*MATERIAL PROVIDED*.
▼

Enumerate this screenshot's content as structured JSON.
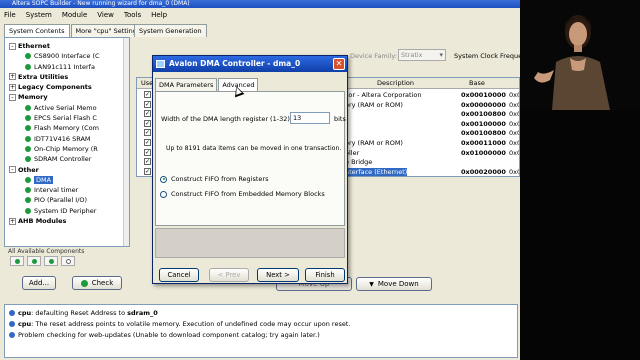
{
  "window": {
    "title": "Altera SOPC Builder - New running wizard for dma_0 (DMA)"
  },
  "menu": [
    "File",
    "System",
    "Module",
    "View",
    "Tools",
    "Help"
  ],
  "left_tabs": [
    "System Contents",
    "More \"cpu\" Settings"
  ],
  "sysgen_tab": "System Generation",
  "tree": [
    {
      "label": "Ethernet",
      "kind": "cat",
      "expander": "-"
    },
    {
      "label": "CS8900 Interface (C",
      "kind": "leaf"
    },
    {
      "label": "LAN91c111 Interfa",
      "kind": "leaf"
    },
    {
      "label": "Extra Utilities",
      "kind": "cat",
      "expander": "+"
    },
    {
      "label": "Legacy Components",
      "kind": "cat",
      "expander": "+"
    },
    {
      "label": "Memory",
      "kind": "cat",
      "expander": "-"
    },
    {
      "label": "Active Serial Memo",
      "kind": "leaf"
    },
    {
      "label": "EPCS Serial Flash C",
      "kind": "leaf"
    },
    {
      "label": "Flash Memory (Com",
      "kind": "leaf"
    },
    {
      "label": "IDT71V416 SRAM",
      "kind": "leaf"
    },
    {
      "label": "On-Chip Memory (R",
      "kind": "leaf"
    },
    {
      "label": "SDRAM Controller",
      "kind": "leaf"
    },
    {
      "label": "Other",
      "kind": "cat",
      "expander": "-"
    },
    {
      "label": "DMA",
      "kind": "leaf",
      "selected": true
    },
    {
      "label": "Interval timer",
      "kind": "leaf"
    },
    {
      "label": "PIO (Parallel I/O)",
      "kind": "leaf"
    },
    {
      "label": "System ID Peripher",
      "kind": "leaf"
    },
    {
      "label": "AHB Modules",
      "kind": "cat",
      "expander": "+"
    }
  ],
  "all_available_label": "All Available Components",
  "add_label": "Add...",
  "check_label": "Check",
  "device_family_label": "Device Family:",
  "device_family_value": "Stratix",
  "sys_clock_label": "System Clock Freque",
  "table": {
    "headers": {
      "use": "Use",
      "description": "Description",
      "base": "Base"
    },
    "rows": [
      {
        "description": "sor - Altera Corporation",
        "base": "0x00010000",
        "end": "0x0",
        "checked": true
      },
      {
        "description": "ory (RAM or ROM)",
        "base": "0x00000000",
        "end": "0x0",
        "checked": true
      },
      {
        "description": "",
        "base": "0x00100800",
        "end": "0x0",
        "checked": true
      },
      {
        "description": "",
        "base": "0x00100000",
        "end": "0x0",
        "checked": true
      },
      {
        "description": "",
        "base": "0x00100800",
        "end": "0x0",
        "checked": true
      },
      {
        "description": "ory (RAM or ROM)",
        "base": "0x00011000",
        "end": "0x0",
        "checked": true
      },
      {
        "description": "oller",
        "base": "0x01000000",
        "end": "0x0",
        "checked": true
      },
      {
        "description": "e Bridge",
        "base": "",
        "end": "",
        "checked": true
      },
      {
        "description": "nterface (Ethernet)",
        "base": "0x00020000",
        "end": "0x0",
        "checked": true,
        "selected": true
      }
    ]
  },
  "move_up_label": "Move Up",
  "move_down_label": "Move Down",
  "messages": [
    {
      "source": "cpu",
      "text": ": defaulting Reset Address to ",
      "target": "sdram_0"
    },
    {
      "source": "cpu",
      "text": ": The reset address points to volatile memory. Execution of undefined code may occur upon reset.",
      "target": ""
    },
    {
      "source": "",
      "text": "Problem checking for web-updates (Unable to download component catalog; try again later.)",
      "target": ""
    }
  ],
  "dialog": {
    "title": "Avalon DMA Controller - dma_0",
    "tabs": [
      "DMA Parameters",
      "Advanced"
    ],
    "width_label": "Width of the DMA length register (1-32):",
    "width_value": "13",
    "bits_label": "bits",
    "info_text": "Up to 8191 data items can be moved in one transaction.",
    "radio_registers": "Construct FIFO from Registers",
    "radio_embedded": "Construct FIFO from Embedded Memory Blocks",
    "cancel_label": "Cancel",
    "prev_label": "< Prev",
    "next_label": "Next >",
    "finish_label": "Finish"
  }
}
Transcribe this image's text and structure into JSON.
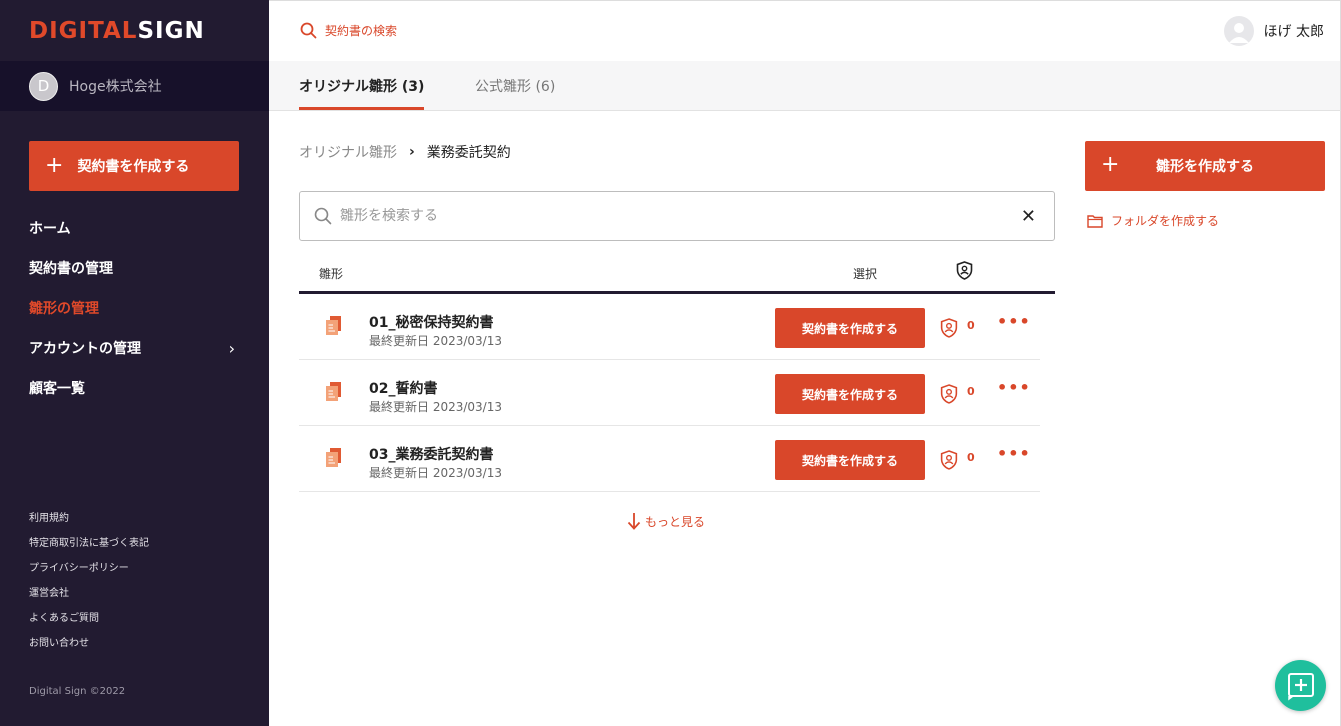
{
  "app": {
    "logo_digital": "DIGITAL",
    "logo_sign": "SIGN"
  },
  "company": {
    "initial": "D",
    "name": "Hoge株式会社"
  },
  "sidebar": {
    "create_contract_label": "契約書を作成する",
    "items": [
      {
        "label": "ホーム"
      },
      {
        "label": "契約書の管理"
      },
      {
        "label": "雛形の管理",
        "active": true
      },
      {
        "label": "アカウントの管理",
        "has_chevron": true
      },
      {
        "label": "顧客一覧"
      }
    ],
    "footer_links": [
      "利用規約",
      "特定商取引法に基づく表記",
      "プライバシーポリシー",
      "運営会社",
      "よくあるご質問",
      "お問い合わせ"
    ],
    "copyright": "Digital Sign ©2022"
  },
  "topbar": {
    "search_label": "契約書の検索",
    "user_name": "ほげ 太郎"
  },
  "tabs": [
    {
      "label": "オリジナル雛形 (3)",
      "active": true
    },
    {
      "label": "公式雛形 (6)",
      "active": false
    }
  ],
  "breadcrumb": {
    "parent": "オリジナル雛形",
    "current": "業務委託契約"
  },
  "search": {
    "placeholder": "雛形を検索する",
    "value": ""
  },
  "table": {
    "col_template": "雛形",
    "col_select": "選択",
    "rows": [
      {
        "title": "01_秘密保持契約書",
        "date": "最終更新日 2023/03/13",
        "button": "契約書を作成する",
        "count": "0"
      },
      {
        "title": "02_誓約書",
        "date": "最終更新日 2023/03/13",
        "button": "契約書を作成する",
        "count": "0"
      },
      {
        "title": "03_業務委託契約書",
        "date": "最終更新日 2023/03/13",
        "button": "契約書を作成する",
        "count": "0"
      }
    ],
    "see_more": "もっと見る"
  },
  "actions": {
    "create_template": "雛形を作成する",
    "create_folder": "フォルダを作成する"
  },
  "colors": {
    "accent": "#d9472a",
    "sidebar_bg": "#221b31",
    "fab": "#1fbf9d"
  }
}
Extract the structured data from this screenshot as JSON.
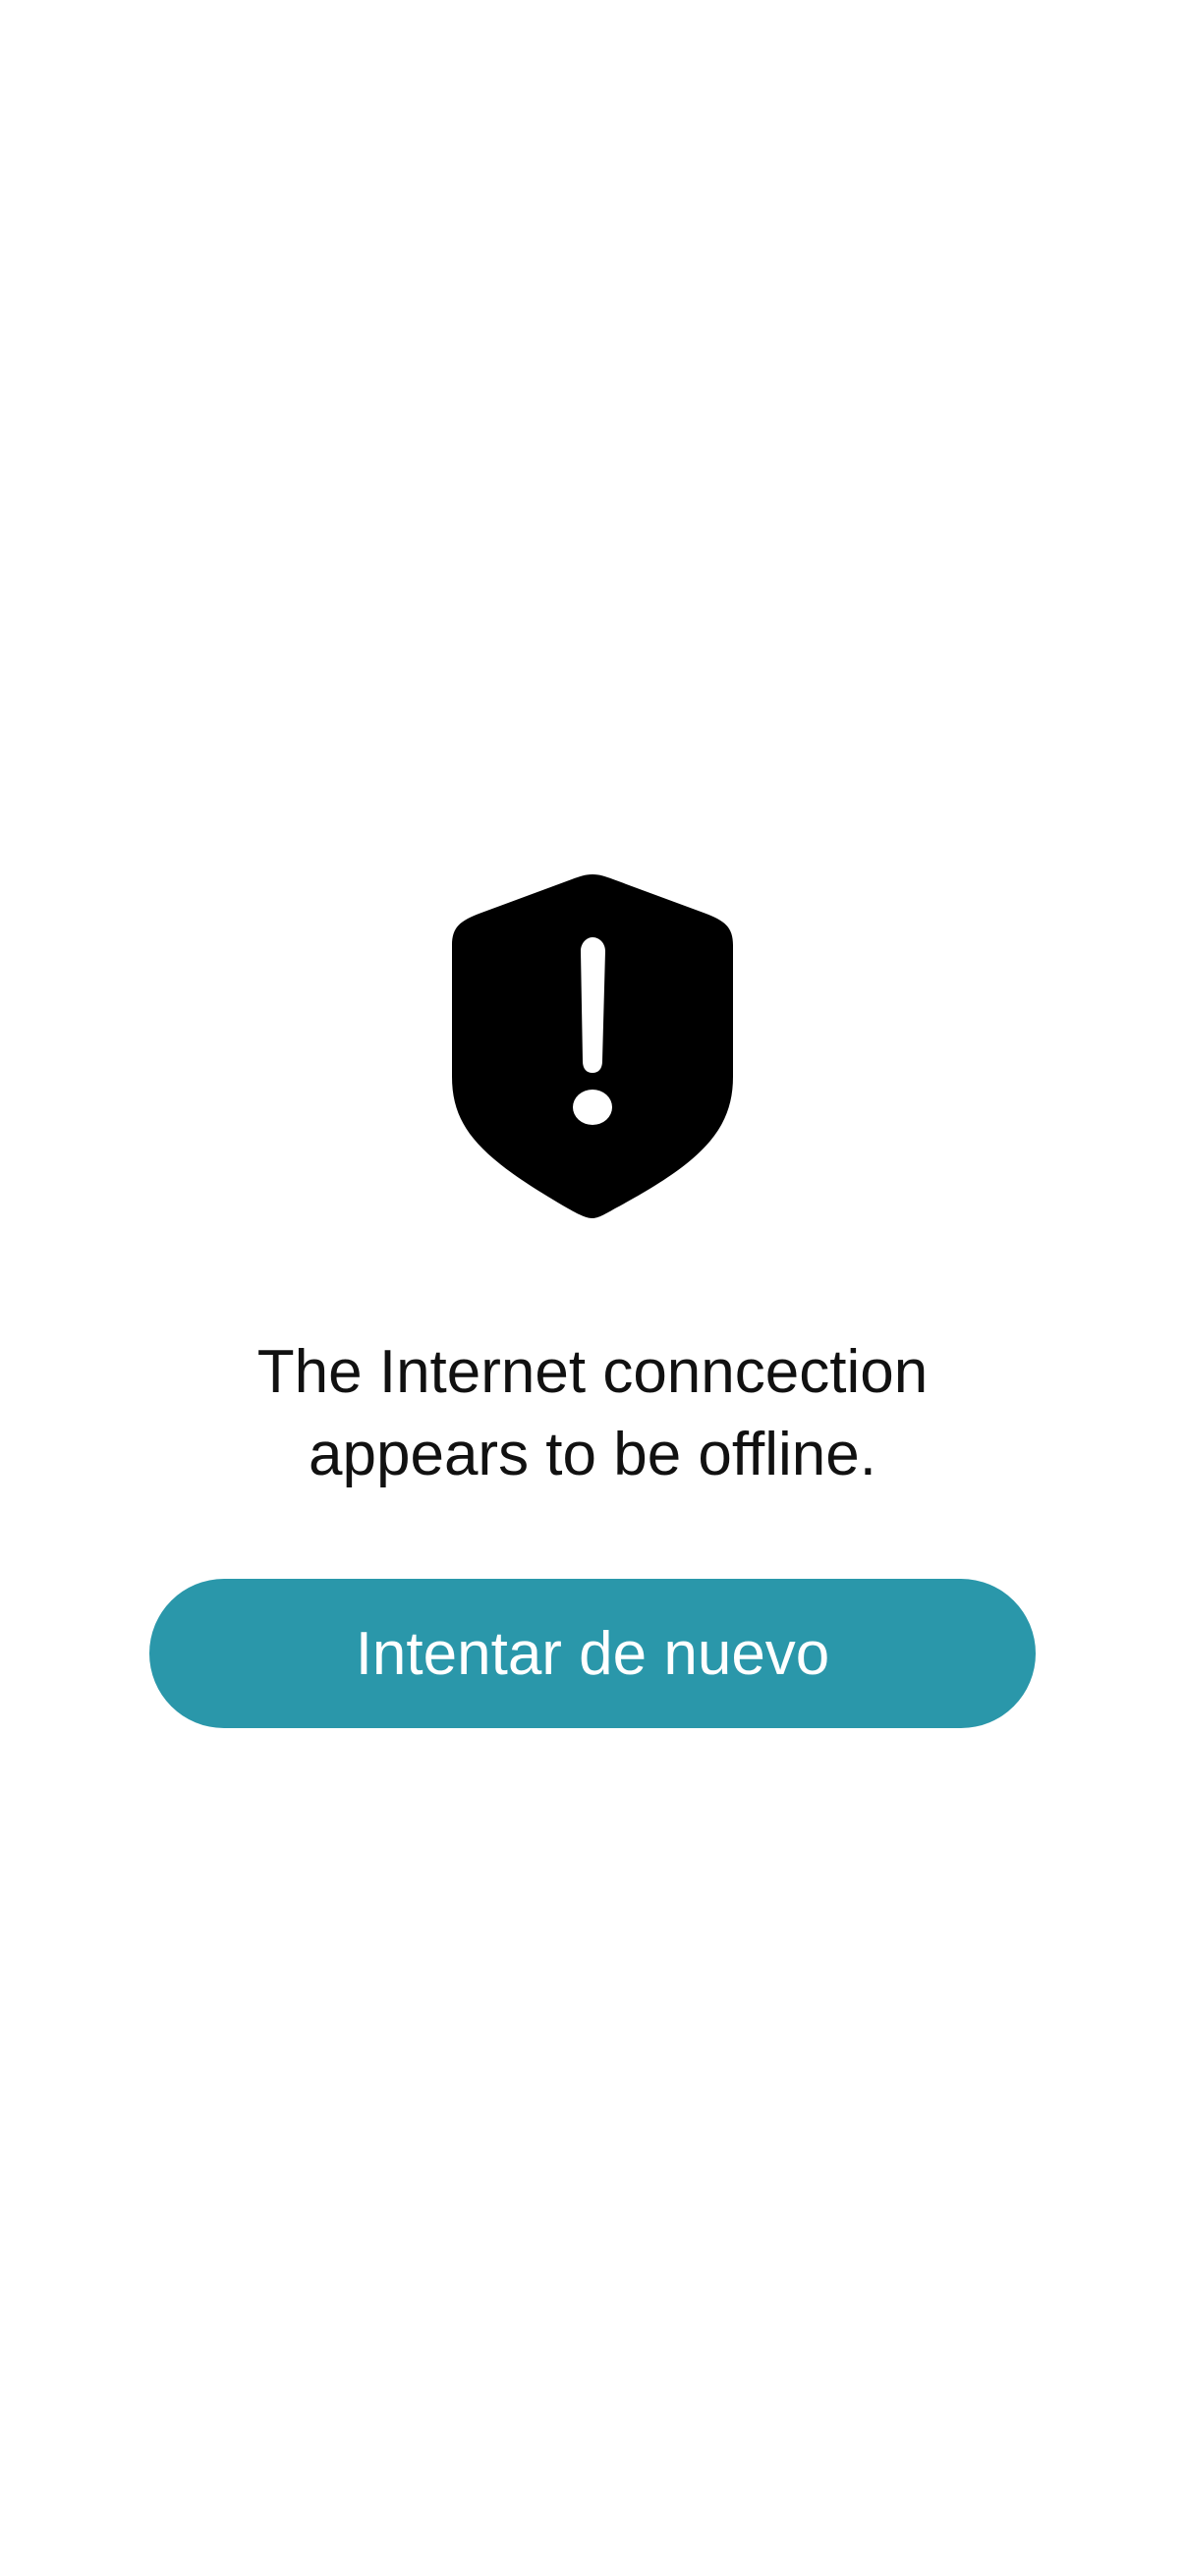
{
  "offline_screen": {
    "icon": "shield-exclamation-icon",
    "message": "The Internet conncection\nappears to be offline.",
    "retry_button_label": "Intentar de nuevo"
  },
  "colors": {
    "background": "#ffffff",
    "icon": "#000000",
    "text": "#111111",
    "button_background": "#2a97aa",
    "button_text": "#ffffff"
  }
}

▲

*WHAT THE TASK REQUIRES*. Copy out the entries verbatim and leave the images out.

*RESULT*.
Enumerate this screenshot's content as structured JSON.
{
  "window": {
    "title": "Altera SOPC Builder - New running wizard for dma_0 (DMA)"
  },
  "menu": [
    "File",
    "System",
    "Module",
    "View",
    "Tools",
    "Help"
  ],
  "left_tabs": [
    "System Contents",
    "More \"cpu\" Settings"
  ],
  "sysgen_tab": "System Generation",
  "tree": [
    {
      "label": "Ethernet",
      "kind": "cat",
      "expander": "-"
    },
    {
      "label": "CS8900 Interface (C",
      "kind": "leaf"
    },
    {
      "label": "LAN91c111 Interfa",
      "kind": "leaf"
    },
    {
      "label": "Extra Utilities",
      "kind": "cat",
      "expander": "+"
    },
    {
      "label": "Legacy Components",
      "kind": "cat",
      "expander": "+"
    },
    {
      "label": "Memory",
      "kind": "cat",
      "expander": "-"
    },
    {
      "label": "Active Serial Memo",
      "kind": "leaf"
    },
    {
      "label": "EPCS Serial Flash C",
      "kind": "leaf"
    },
    {
      "label": "Flash Memory (Com",
      "kind": "leaf"
    },
    {
      "label": "IDT71V416 SRAM",
      "kind": "leaf"
    },
    {
      "label": "On-Chip Memory (R",
      "kind": "leaf"
    },
    {
      "label": "SDRAM Controller",
      "kind": "leaf"
    },
    {
      "label": "Other",
      "kind": "cat",
      "expander": "-"
    },
    {
      "label": "DMA",
      "kind": "leaf",
      "selected": true
    },
    {
      "label": "Interval timer",
      "kind": "leaf"
    },
    {
      "label": "PIO (Parallel I/O)",
      "kind": "leaf"
    },
    {
      "label": "System ID Peripher",
      "kind": "leaf"
    },
    {
      "label": "AHB Modules",
      "kind": "cat",
      "expander": "+"
    }
  ],
  "all_available_label": "All Available Components",
  "add_label": "Add...",
  "check_label": "Check",
  "device_family_label": "Device Family:",
  "device_family_value": "Stratix",
  "sys_clock_label": "System Clock Freque",
  "table": {
    "headers": {
      "use": "Use",
      "description": "Description",
      "base": "Base"
    },
    "rows": [
      {
        "description": "sor - Altera Corporation",
        "base": "0x00010000",
        "end": "0x0",
        "checked": true
      },
      {
        "description": "ory (RAM or ROM)",
        "base": "0x00000000",
        "end": "0x0",
        "checked": true
      },
      {
        "description": "",
        "base": "0x00100800",
        "end": "0x0",
        "checked": true
      },
      {
        "description": "",
        "base": "0x00100000",
        "end": "0x0",
        "checked": true
      },
      {
        "description": "",
        "base": "0x00100800",
        "end": "0x0",
        "checked": true
      },
      {
        "description": "ory (RAM or ROM)",
        "base": "0x00011000",
        "end": "0x0",
        "checked": true
      },
      {
        "description": "oller",
        "base": "0x01000000",
        "end": "0x0",
        "checked": true
      },
      {
        "description": "e Bridge",
        "base": "",
        "end": "",
        "checked": true
      },
      {
        "description": "nterface (Ethernet)",
        "base": "0x00020000",
        "end": "0x0",
        "checked": true,
        "selected": true
      }
    ]
  },
  "move_up_label": "Move Up",
  "move_down_label": "Move Down",
  "messages": [
    {
      "source": "cpu",
      "text": ": defaulting Reset Address to ",
      "target": "sdram_0"
    },
    {
      "source": "cpu",
      "text": ": The reset address points to volatile memory. Execution of undefined code may occur upon reset.",
      "target": ""
    },
    {
      "source": "",
      "text": "Problem checking for web-updates (Unable to download component catalog; try again later.)",
      "target": ""
    }
  ],
  "dialog": {
    "title": "Avalon DMA Controller - dma_0",
    "tabs": [
      "DMA Parameters",
      "Advanced"
    ],
    "width_label": "Width of the DMA length register (1-32):",
    "width_value": "13",
    "bits_label": "bits",
    "info_text": "Up to 8191 data items can be moved in one transaction.",
    "radio_registers": "Construct FIFO from Registers",
    "radio_embedded": "Construct FIFO from Embedded Memory Blocks",
    "cancel_label": "Cancel",
    "prev_label": "< Prev",
    "next_label": "Next >",
    "finish_label": "Finish"
  }
}
Transcribe this image's text and structure into JSON.
{
  "app": {
    "logo_digital": "DIGITAL",
    "logo_sign": "SIGN"
  },
  "company": {
    "initial": "D",
    "name": "Hoge株式会社"
  },
  "sidebar": {
    "create_contract_label": "契約書を作成する",
    "items": [
      {
        "label": "ホーム"
      },
      {
        "label": "契約書の管理"
      },
      {
        "label": "雛形の管理",
        "active": true
      },
      {
        "label": "アカウントの管理",
        "has_chevron": true
      },
      {
        "label": "顧客一覧"
      }
    ],
    "footer_links": [
      "利用規約",
      "特定商取引法に基づく表記",
      "プライバシーポリシー",
      "運営会社",
      "よくあるご質問",
      "お問い合わせ"
    ],
    "copyright": "Digital Sign ©2022"
  },
  "topbar": {
    "search_label": "契約書の検索",
    "user_name": "ほげ 太郎"
  },
  "tabs": [
    {
      "label": "オリジナル雛形 (3)",
      "active": true
    },
    {
      "label": "公式雛形 (6)",
      "active": false
    }
  ],
  "breadcrumb": {
    "parent": "オリジナル雛形",
    "current": "業務委託契約"
  },
  "search": {
    "placeholder": "雛形を検索する",
    "value": ""
  },
  "table": {
    "col_template": "雛形",
    "col_select": "選択",
    "rows": [
      {
        "title": "01_秘密保持契約書",
        "date": "最終更新日 2023/03/13",
        "button": "契約書を作成する",
        "count": "0"
      },
      {
        "title": "02_誓約書",
        "date": "最終更新日 2023/03/13",
        "button": "契約書を作成する",
        "count": "0"
      },
      {
        "title": "03_業務委託契約書",
        "date": "最終更新日 2023/03/13",
        "button": "契約書を作成する",
        "count": "0"
      }
    ],
    "see_more": "もっと見る"
  },
  "actions": {
    "create_template": "雛形を作成する",
    "create_folder": "フォルダを作成する"
  },
  "colors": {
    "accent": "#d9472a",
    "sidebar_bg": "#221b31",
    "fab": "#1fbf9d"
  }
}
Extract the structured data from this screenshot as JSON.
{
  "offline_screen": {
    "icon": "shield-exclamation-icon",
    "message": "The Internet conncection\nappears to be offline.",
    "retry_button_label": "Intentar de nuevo"
  },
  "colors": {
    "background": "#ffffff",
    "icon": "#000000",
    "text": "#111111",
    "button_background": "#2a97aa",
    "button_text": "#ffffff"
  }
}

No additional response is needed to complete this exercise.